As I mentioned before, I do use social media. I enjoy keeping up with a lot of people on Facebook. I can see my kin barrel racing, or just riding horse. I can follow the Tooke bucking horses and I can read rodeo stories posted by former champion (and still a champion to me) Larry Mahan. I can see who is celebrating a birthday and who is sitting on a beach in Mexico while I am getting ready to feed cattle when it is 25 below with a brisk wind. Oh, there are some people that upset me, but unlike real life, you just unfriend them so you don’t have to start your day with a bad taste in your mouth. The news is usually enough to give me that.
But this morning a friend posted a video of Ken Curtis singing “Tumbling Tumbleweed.” It brought a smile to my face and I just had to share it. I’d forgotten how talented that man was.
Now, I suppose a vast majority of the people don’t know who Ken Curtis was. Because they just don’t make good TV shows anymore. But he was Festus on “Gunsmoke.” He was an old broke-down cowboy with a hitch in his git-along. He rode a mule and drank beer. And he always was arguing with “Doc.”
In one of my favorite scenes, Festus is going to buy a beer. And Doc is explaining to him that he should save some money and buy a lot. Festus asks, “A lot of what?” And Doc explains a “lot of land.” Well Festus doesn’t have enough money to buy a lot of land, so Doc says, “Just buy a little lot.”
I won’t go into detail, but he ends up just buying a beer.
Which reminds me of how sometimes what you say and what you mean are entirely two different things.

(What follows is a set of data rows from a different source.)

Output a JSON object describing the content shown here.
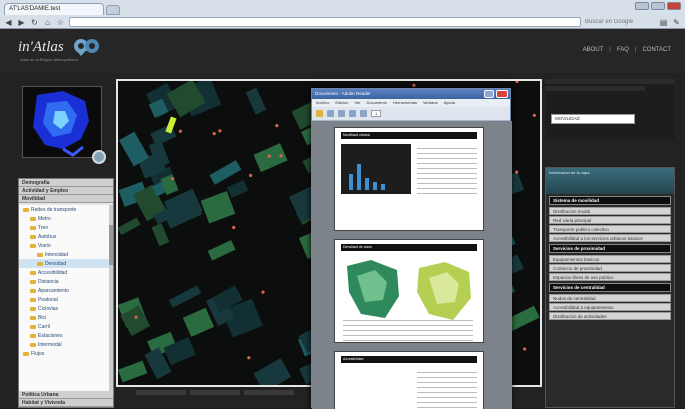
{
  "browser": {
    "tab_title": "AT'LAS'DAMIE.test",
    "url": "",
    "search_hint": "Buscar en Google"
  },
  "site": {
    "logo": "in'Atlas",
    "logo_sub": "Atlas de la Region Metropolitana",
    "nav": [
      "ABOUT",
      "FAQ",
      "CONTACT"
    ]
  },
  "left": {
    "thumb_title": "",
    "thumb_caption": "",
    "accordion": {
      "sections": [
        "Demografia",
        "Actividad y Empleo",
        "Movilidad"
      ],
      "tree": [
        {
          "label": "Redes de transporte",
          "level": 0,
          "selected": false
        },
        {
          "label": "Metro",
          "level": 1,
          "selected": false
        },
        {
          "label": "Tren",
          "level": 1,
          "selected": false
        },
        {
          "label": "Autobus",
          "level": 1,
          "selected": false
        },
        {
          "label": "Viario",
          "level": 1,
          "selected": false
        },
        {
          "label": "Intensidad",
          "level": 2,
          "selected": false
        },
        {
          "label": "Densidad",
          "level": 2,
          "selected": true
        },
        {
          "label": "Accesibilidad",
          "level": 1,
          "selected": false
        },
        {
          "label": "Distancia",
          "level": 1,
          "selected": false
        },
        {
          "label": "Aparcamiento",
          "level": 1,
          "selected": false
        },
        {
          "label": "Peatonal",
          "level": 1,
          "selected": false
        },
        {
          "label": "Ciclovias",
          "level": 1,
          "selected": false
        },
        {
          "label": "Bici",
          "level": 1,
          "selected": false
        },
        {
          "label": "Carril",
          "level": 1,
          "selected": false
        },
        {
          "label": "Estaciones",
          "level": 1,
          "selected": false
        },
        {
          "label": "Intermodal",
          "level": 1,
          "selected": false
        },
        {
          "label": "Flujos",
          "level": 0,
          "selected": false
        }
      ],
      "footer": [
        "Politica Urbana",
        "Habitat y Vivienda"
      ]
    }
  },
  "pdf": {
    "title": "Documento - Adobe Reader",
    "menu": [
      "Archivo",
      "Edicion",
      "Ver",
      "Documento",
      "Herramientas",
      "Ventana",
      "Ayuda"
    ],
    "page_no": "1",
    "page_heads": [
      "Movilidad urbana",
      "Densidad de viario",
      "Accesibilidad"
    ]
  },
  "right": {
    "search_value": "MOVILIDAD",
    "panel_head": "Informacion de la capa",
    "sections": [
      {
        "head": "Sistema de movilidad",
        "items": [
          "Distribucion modal",
          "Red viaria principal",
          "Transporte publico colectivo",
          "Accesibilidad a los servicios urbanos basicos"
        ]
      },
      {
        "head": "Servicios de proximidad",
        "items": [
          "Equipamientos basicos",
          "Comercio de proximidad",
          "Espacios libres de uso publico"
        ]
      },
      {
        "head": "Servicios de centralidad",
        "items": [
          "Nodos de centralidad",
          "Accesibilidad a equipamientos",
          "Distribucion de actividades"
        ]
      }
    ]
  },
  "colors": {
    "accent": "#3c6d7c",
    "map_dark": "#0c0d0d",
    "map_teal": "#1e5d62",
    "map_green": "#2a6b3f"
  }
}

Like sorting cows down an alley. Sometimes it is simple. In or by. In or out. Keep or sell. Steer or heifer. Open or bred. It’s kind of like plans drawn on a bar napkin. It looks good on paper but in reality it’s not that good. Because often more than one will get by you. And it’s “In with the brockle and by with the short-tailed cow.” Or, “Catch the middle cow and let the others by!” Shirley loves that one.
And as I was listening to Festus sing, I thought of one time many years ago. The semi was backed up against the loading chute and had kind of froze down. The brakes on the trailer wouldn’t release and being a genius, I figured I would just have Shirley hook onto it with the pickup and give it a swift jerk to free things up. I know, I know, it wasn’t a good idea.
I backed that pickup, loaded with a couple ton of cow cake, up against that truck and hooked a towrope on. I advised my able assistant that when I gave her the signal, she was going to have to hit it “pretty hard.” Now “pretty hard” and “signal” are the key words here.
I had just stepped up on the side of the truck and was opening the door and I hollered at the dog to get back. Shirley thought that was the signal and she popped the clutch and “hit it hard!” And I mean hard. Really hard. That big old towrope stretched until it was the size of a rubber band. I was, like in grade school, “ducking and covering.” But thank God the rope held, the truck held, and everyone ended up safe and sound.
And to tell the truth, I have no idea what this has to do with Festus.